"I’m not sure what my “’style” really is," he said. "For landscapes and some of my energy shots, I try to get a feel for that particular scene and then process accordingly. For some shots I go for a more surreal look while other shots will contain the perfect elements with only minor tonal adjustments. Maybe one day I’ll find a “style” to be known for. I use Adobe Bridge and CS5 software."

Sean's images of the Alamo raised my curiosity ... clearly this is not in San Antonio.  It is a good example of making the most of your photographic opportunities when you can.
"A few summers ago, I took my boys camping at Kickapoo Cavern State Park. Near this remote park were the remnants of the old John Wayne movie set for The Alamo," he said. "It was a wonderful opportunity to shoot the Alamo in an authentic setting. My understanding is the set is now closed to the public so I’m grateful to have gotten the shot."

While Sean's inspiration may come from the likes of Ansel Adams and other nature photography greats, he also ventures in to many other areas of photography. Here are a few other clips from his site that caught my eye.  I particularly like the Air Power gallery.

Sean also works for commercial clients around his home base in the Midland area.

Last thing... Sean is a Canon shooter, and he carries a versatile set of lenses for treks into the backcountry...

"I bought my first Canon Rebel over 5 years ago. Then I migrated to the Canon 60D and 2 years ago I purchased the full frame Canon 5D Mark II," he said.  "In my bag is my 5D Mark II, Canon 17-40mm, Canon 24-105mm and a Canon 70-200mm Zoom.

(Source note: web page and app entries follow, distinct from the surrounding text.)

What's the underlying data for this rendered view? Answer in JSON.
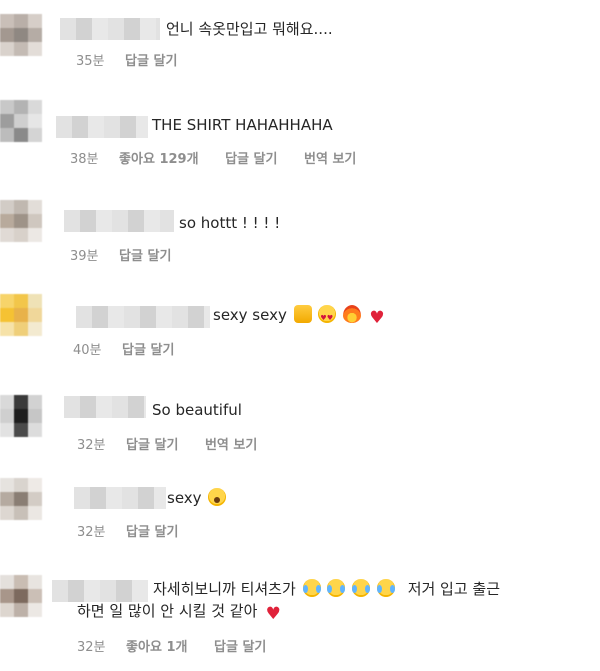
{
  "labels": {
    "reply": "답글 달기",
    "translate": "번역 보기"
  },
  "comments": [
    {
      "text": "언니 속옷만입고 뭐해요....",
      "time": "35분",
      "likes": "",
      "translate": false
    },
    {
      "text": "THE SHIRT HAHAHHAHA",
      "time": "38분",
      "likes": "좋아요 129개",
      "translate": true
    },
    {
      "text": "so hottt ! ! ! !",
      "time": "39분",
      "likes": "",
      "translate": false
    },
    {
      "text": "sexy sexy",
      "time": "40분",
      "likes": "",
      "translate": false,
      "emojis": [
        "raising-hands-icon",
        "heart-eyes-icon",
        "fire-icon",
        "red-heart-icon"
      ]
    },
    {
      "text": "So beautiful",
      "time": "32분",
      "likes": "",
      "translate": true
    },
    {
      "text": "sexy",
      "time": "32분",
      "likes": "",
      "translate": false,
      "emojis": [
        "hushed-face-icon"
      ]
    },
    {
      "text_line1": "자세히보니까 티셔츠가",
      "text_line1_after": "저거 입고 출근",
      "text_line2": "하면 일 많이 안 시킬 것 같아",
      "time": "32분",
      "likes": "좋아요 1개",
      "translate": false,
      "emojis": [
        "tears-of-joy-icon",
        "tears-of-joy-icon",
        "tears-of-joy-icon",
        "tears-of-joy-icon",
        "red-heart-icon"
      ]
    }
  ]
}
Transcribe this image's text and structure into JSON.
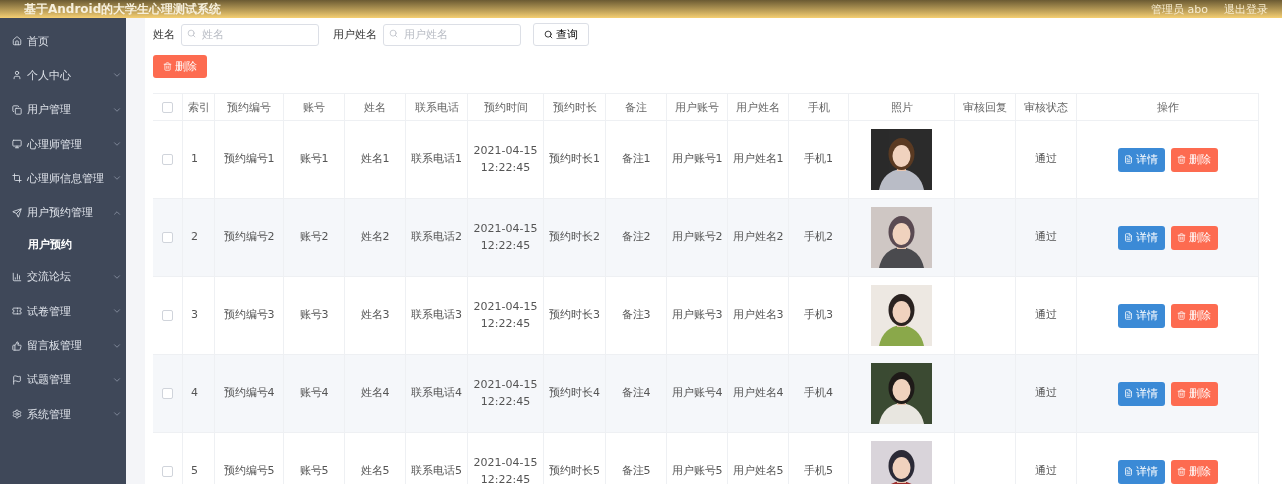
{
  "header": {
    "title": "基于Android的大学生心理测试系统",
    "user": "管理员 abo",
    "logout": "退出登录"
  },
  "sidebar": {
    "items": [
      {
        "label": "首页",
        "selected": false
      },
      {
        "label": "个人中心",
        "expanded": false,
        "selected": false
      },
      {
        "label": "用户管理",
        "expanded": false,
        "selected": false
      },
      {
        "label": "心理师管理",
        "expanded": false,
        "selected": false
      },
      {
        "label": "心理师信息管理",
        "expanded": false,
        "selected": false
      },
      {
        "label": "用户预约管理",
        "expanded": true,
        "selected": false,
        "children": [
          {
            "label": "用户预约",
            "selected": true
          }
        ]
      },
      {
        "label": "交流论坛",
        "expanded": false,
        "selected": false
      },
      {
        "label": "试卷管理",
        "expanded": false,
        "selected": false
      },
      {
        "label": "留言板管理",
        "expanded": false,
        "selected": false
      },
      {
        "label": "试题管理",
        "expanded": false,
        "selected": false
      },
      {
        "label": "系统管理",
        "expanded": false,
        "selected": false
      }
    ]
  },
  "search": {
    "fields": [
      {
        "label": "姓名",
        "placeholder": "姓名"
      },
      {
        "label": "用户姓名",
        "placeholder": "用户姓名"
      }
    ],
    "button": "查询"
  },
  "delete_button": "删除",
  "table": {
    "all_checked": false,
    "columns": [
      "索引",
      "预约编号",
      "账号",
      "姓名",
      "联系电话",
      "预约时间",
      "预约时长",
      "备注",
      "用户账号",
      "用户姓名",
      "手机",
      "照片",
      "审核回复",
      "审核状态",
      "操作"
    ],
    "rows": [
      {
        "checked": false,
        "cells": [
          "1",
          "预约编号1",
          "账号1",
          "姓名1",
          "联系电话1",
          "2021-04-15 12:22:45",
          "预约时长1",
          "备注1",
          "用户账号1",
          "用户姓名1",
          "手机1"
        ],
        "status": "通过",
        "actions": [
          "详情",
          "删除"
        ]
      },
      {
        "checked": false,
        "cells": [
          "2",
          "预约编号2",
          "账号2",
          "姓名2",
          "联系电话2",
          "2021-04-15 12:22:45",
          "预约时长2",
          "备注2",
          "用户账号2",
          "用户姓名2",
          "手机2"
        ],
        "status": "通过",
        "actions": [
          "详情",
          "删除"
        ]
      },
      {
        "checked": false,
        "cells": [
          "3",
          "预约编号3",
          "账号3",
          "姓名3",
          "联系电话3",
          "2021-04-15 12:22:45",
          "预约时长3",
          "备注3",
          "用户账号3",
          "用户姓名3",
          "手机3"
        ],
        "status": "通过",
        "actions": [
          "详情",
          "删除"
        ]
      },
      {
        "checked": false,
        "cells": [
          "4",
          "预约编号4",
          "账号4",
          "姓名4",
          "联系电话4",
          "2021-04-15 12:22:45",
          "预约时长4",
          "备注4",
          "用户账号4",
          "用户姓名4",
          "手机4"
        ],
        "status": "通过",
        "actions": [
          "详情",
          "删除"
        ]
      },
      {
        "checked": false,
        "cells": [
          "5",
          "预约编号5",
          "账号5",
          "姓名5",
          "联系电话5",
          "2021-04-15 12:22:45",
          "预约时长5",
          "备注5",
          "用户账号5",
          "用户姓名5",
          "手机5"
        ],
        "status": "通过",
        "actions": [
          "详情",
          "删除"
        ]
      }
    ]
  }
}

I also carry a remote flash, ND & Polarizer filter along with a sturdy Manfrotto tripod."

Thanks Sean!